Editorial ‘Finding the Time to Listen’ published by JAMA Internal Medicine
UMass Medical School geriatrics expert Jennifer Tjia, MD, MSCE, interspersed personal reflection with scholarly analysis in a JAMA Internal Medicine editorial on a study that found telephone support for caretakers of family members with dementia can improve quality of life for patients and caregivers.
“Having a telephone-based intervention where the family gets a call once a month really helps a caregiver out,” said Dr. Tjia, associate professor of population & quantitative health sciences. “They don’t feel as stressed out, they aren’t as lonely. What’s remarkable is they help keep patients out of the emergency room as well.”
Tjia notes that such an intervention could have helped her own family as her father succumbed to dementia.
“I mostly experienced this odyssey remotely through the stories my mom shared on the telephone,” Tjia wrote. “Through these conversations I realized how a skilled care team navigator could have allowed her to express frustration and fear while helping her to remain resilient.”
Tjia’s editorial accompanied publication of the randomized clinical trial in which care team navigators who are trained and supervised by a dementia specialist nurse, social worker and pharmacist call caregivers about once a month. Dementia patients in the program had better quality of life and fewer emergency room visits and their caregivers had a lower risk of depression compared to a control group that received only usual care.

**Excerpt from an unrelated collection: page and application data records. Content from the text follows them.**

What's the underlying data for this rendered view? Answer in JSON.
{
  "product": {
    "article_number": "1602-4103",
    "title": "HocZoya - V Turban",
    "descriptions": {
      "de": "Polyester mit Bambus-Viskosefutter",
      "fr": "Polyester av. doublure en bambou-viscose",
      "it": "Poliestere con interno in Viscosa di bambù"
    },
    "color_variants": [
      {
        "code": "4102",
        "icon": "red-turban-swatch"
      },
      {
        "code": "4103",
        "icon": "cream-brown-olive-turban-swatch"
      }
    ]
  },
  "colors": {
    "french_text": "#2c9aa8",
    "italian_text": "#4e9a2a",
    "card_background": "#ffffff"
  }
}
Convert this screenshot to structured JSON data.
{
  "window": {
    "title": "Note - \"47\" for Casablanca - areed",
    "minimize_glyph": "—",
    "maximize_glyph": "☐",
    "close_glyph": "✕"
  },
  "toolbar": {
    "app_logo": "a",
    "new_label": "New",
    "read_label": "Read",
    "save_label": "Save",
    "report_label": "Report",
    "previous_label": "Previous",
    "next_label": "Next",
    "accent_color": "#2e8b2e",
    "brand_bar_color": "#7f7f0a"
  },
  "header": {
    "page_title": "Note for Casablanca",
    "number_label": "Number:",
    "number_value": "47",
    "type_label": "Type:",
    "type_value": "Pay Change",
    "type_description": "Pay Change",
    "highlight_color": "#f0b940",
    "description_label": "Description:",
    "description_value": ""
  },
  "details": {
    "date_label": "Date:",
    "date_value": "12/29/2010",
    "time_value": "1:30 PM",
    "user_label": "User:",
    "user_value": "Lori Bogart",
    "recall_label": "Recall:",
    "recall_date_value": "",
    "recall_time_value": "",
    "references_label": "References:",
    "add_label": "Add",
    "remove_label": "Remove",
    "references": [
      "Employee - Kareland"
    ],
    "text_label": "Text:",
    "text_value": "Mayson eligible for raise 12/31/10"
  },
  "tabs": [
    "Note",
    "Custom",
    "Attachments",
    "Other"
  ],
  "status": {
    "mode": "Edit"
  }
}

“Listening is healing,” Tjia wrote. “Caregivers need someone who can empathically listen to their dilemmas, frustrations, and stories about their loved one, who is slipping away. Second, the telephone can be an effective lifeline. Even one call per month, the baseline frequency of calls by care team navigators, seemed to make a difference to caregivers.”